ille, si fas est, superare diuos, 2 he, if it may be, seems to surpass the very gods,
qui sedens aduersus identidem te 3 who sitting opposite you againand again
spectat et audit
gazes at you and hears you
dulce ridentem, misero quod omnis 5 sweetly laughing.
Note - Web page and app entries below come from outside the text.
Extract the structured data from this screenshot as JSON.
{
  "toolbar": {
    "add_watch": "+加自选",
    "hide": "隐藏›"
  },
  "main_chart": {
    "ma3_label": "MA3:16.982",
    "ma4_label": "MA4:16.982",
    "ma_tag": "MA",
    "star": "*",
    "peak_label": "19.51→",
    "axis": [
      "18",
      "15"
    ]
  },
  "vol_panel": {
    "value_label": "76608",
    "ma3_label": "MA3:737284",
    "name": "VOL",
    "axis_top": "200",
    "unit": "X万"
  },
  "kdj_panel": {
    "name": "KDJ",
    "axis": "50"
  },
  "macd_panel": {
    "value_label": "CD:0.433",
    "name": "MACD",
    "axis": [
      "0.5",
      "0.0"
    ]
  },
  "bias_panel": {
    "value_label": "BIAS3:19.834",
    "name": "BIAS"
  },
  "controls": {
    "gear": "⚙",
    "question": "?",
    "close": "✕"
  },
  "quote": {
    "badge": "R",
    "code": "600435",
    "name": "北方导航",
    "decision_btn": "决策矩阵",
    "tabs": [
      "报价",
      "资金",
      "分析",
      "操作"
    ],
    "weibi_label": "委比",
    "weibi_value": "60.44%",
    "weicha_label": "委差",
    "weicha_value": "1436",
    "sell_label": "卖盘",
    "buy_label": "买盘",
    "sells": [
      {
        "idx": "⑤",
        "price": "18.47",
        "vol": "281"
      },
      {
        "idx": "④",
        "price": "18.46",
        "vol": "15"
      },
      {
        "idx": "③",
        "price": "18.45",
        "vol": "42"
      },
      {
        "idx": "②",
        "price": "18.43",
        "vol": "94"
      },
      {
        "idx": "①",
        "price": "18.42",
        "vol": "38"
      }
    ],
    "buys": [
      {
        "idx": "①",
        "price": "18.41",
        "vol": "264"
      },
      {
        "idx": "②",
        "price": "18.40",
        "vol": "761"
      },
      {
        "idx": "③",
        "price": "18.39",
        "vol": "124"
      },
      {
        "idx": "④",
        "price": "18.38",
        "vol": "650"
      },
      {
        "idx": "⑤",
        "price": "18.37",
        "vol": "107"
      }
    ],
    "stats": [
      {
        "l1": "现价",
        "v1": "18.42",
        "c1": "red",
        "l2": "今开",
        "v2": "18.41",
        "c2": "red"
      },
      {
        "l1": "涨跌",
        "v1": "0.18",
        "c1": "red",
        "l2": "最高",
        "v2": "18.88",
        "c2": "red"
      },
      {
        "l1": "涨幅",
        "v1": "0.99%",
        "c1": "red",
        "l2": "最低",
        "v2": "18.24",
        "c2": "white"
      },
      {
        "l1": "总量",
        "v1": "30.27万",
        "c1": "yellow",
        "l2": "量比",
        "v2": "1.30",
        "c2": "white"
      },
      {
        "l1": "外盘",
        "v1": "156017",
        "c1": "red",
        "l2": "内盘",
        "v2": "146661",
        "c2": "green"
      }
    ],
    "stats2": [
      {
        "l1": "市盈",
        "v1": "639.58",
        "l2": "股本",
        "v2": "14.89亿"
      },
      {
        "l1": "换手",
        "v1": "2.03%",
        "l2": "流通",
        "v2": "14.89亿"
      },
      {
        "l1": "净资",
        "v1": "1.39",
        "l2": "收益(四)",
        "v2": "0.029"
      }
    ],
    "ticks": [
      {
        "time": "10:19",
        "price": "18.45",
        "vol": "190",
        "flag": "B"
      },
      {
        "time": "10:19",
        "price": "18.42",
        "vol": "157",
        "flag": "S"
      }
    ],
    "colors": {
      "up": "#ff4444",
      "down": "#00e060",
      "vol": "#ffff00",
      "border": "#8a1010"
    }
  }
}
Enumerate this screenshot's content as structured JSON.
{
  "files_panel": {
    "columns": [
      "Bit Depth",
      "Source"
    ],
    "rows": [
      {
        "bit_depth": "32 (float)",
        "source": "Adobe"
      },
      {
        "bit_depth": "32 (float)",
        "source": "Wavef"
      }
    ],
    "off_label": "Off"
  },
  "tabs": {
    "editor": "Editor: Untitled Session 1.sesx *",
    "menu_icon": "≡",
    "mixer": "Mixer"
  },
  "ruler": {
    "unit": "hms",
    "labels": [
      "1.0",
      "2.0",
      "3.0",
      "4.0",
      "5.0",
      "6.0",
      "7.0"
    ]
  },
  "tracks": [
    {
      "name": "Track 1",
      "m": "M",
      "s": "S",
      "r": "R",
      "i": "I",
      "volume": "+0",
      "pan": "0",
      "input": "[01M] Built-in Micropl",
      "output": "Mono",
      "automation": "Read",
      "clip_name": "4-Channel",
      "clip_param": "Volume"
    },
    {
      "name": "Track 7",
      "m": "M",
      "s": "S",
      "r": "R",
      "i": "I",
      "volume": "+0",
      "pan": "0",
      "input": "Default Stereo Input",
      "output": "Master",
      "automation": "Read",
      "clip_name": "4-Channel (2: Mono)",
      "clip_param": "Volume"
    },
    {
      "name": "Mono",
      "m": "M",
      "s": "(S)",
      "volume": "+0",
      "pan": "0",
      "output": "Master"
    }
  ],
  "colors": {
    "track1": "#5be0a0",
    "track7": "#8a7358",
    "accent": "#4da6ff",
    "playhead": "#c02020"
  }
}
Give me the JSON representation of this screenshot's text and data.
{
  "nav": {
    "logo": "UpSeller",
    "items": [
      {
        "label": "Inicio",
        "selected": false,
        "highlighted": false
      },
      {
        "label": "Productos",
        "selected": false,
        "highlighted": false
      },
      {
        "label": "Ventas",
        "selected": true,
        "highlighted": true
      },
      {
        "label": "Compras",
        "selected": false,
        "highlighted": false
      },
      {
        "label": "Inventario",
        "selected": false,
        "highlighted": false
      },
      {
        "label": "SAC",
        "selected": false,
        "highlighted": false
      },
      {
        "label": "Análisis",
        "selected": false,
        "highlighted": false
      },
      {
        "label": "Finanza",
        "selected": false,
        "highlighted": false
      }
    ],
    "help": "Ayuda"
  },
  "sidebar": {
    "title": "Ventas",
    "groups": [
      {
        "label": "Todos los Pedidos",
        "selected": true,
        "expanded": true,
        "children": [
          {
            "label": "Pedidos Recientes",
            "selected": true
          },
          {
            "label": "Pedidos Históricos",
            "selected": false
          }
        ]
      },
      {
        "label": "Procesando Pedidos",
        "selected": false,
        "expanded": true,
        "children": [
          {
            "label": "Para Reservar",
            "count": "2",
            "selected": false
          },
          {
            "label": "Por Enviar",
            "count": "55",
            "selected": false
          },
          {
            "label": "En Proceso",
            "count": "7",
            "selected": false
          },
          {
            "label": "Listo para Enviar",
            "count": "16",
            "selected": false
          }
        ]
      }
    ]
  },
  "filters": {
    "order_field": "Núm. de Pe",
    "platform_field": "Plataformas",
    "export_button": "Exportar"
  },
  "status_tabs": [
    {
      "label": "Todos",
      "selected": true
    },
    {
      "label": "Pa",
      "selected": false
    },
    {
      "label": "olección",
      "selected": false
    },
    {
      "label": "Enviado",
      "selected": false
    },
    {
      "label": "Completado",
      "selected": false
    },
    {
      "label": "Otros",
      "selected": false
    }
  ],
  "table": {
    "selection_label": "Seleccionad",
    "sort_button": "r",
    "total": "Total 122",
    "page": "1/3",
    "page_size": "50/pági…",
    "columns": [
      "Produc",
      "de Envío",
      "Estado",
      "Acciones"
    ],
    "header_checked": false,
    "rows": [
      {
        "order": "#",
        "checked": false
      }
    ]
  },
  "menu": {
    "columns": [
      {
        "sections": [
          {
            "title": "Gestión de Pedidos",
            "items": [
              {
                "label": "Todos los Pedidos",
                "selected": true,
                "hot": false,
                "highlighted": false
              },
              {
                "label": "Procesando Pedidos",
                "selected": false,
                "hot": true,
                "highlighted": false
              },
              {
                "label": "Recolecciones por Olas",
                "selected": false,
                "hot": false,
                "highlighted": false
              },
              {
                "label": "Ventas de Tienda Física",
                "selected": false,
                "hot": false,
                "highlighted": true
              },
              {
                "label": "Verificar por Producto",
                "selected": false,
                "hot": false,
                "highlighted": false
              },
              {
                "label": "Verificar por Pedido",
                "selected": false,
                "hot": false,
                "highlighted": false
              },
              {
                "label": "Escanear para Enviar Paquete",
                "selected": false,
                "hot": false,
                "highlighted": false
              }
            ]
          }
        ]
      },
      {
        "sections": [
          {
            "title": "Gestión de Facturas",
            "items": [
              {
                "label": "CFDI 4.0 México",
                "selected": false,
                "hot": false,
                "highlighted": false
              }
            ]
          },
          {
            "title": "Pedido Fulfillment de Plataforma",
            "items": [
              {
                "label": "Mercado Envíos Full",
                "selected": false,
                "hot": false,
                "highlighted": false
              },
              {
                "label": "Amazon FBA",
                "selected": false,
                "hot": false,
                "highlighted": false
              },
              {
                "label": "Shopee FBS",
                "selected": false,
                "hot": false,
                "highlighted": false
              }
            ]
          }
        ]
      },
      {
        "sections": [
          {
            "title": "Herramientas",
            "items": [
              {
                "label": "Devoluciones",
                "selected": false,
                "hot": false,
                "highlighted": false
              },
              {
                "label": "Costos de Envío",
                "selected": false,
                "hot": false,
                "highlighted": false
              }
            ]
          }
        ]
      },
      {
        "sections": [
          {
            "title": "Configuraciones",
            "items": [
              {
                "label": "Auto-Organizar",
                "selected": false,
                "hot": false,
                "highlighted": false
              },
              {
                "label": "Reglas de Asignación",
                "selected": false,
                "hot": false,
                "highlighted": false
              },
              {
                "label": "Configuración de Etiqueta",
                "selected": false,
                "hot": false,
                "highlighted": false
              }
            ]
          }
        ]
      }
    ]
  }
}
Such a thing takes away
eripit sensus mihi: nam simul te, 6 all my senes, alas!-- for whenever I see you,
Lesbia, aspexi, nihil est super mi 7 Lesbia, at once no voice at all remains
vocis in ore;
within my mouth;
lingua sed torpet, tenuis sub artus 9 but my tongue falters, a subtle flame steals down
flamma demanat, sonitu suopte 10 through my limbs, my ears tingle
tintinant aures, gemina et teguntur 11 with inward humming, my eyes are quenched
lumina nocte.
in twofold night.
otium, Catulle, tibi molestum est: 13 Idleness, Catullus, does you harm,
otio exsultas nimiumque gestis: 14 you riot in your idleness and wanton too much.
otium et reges prius et beatas 15 Idleness ere now has ruined both kings
perdidit urbes.
and wealthy cities.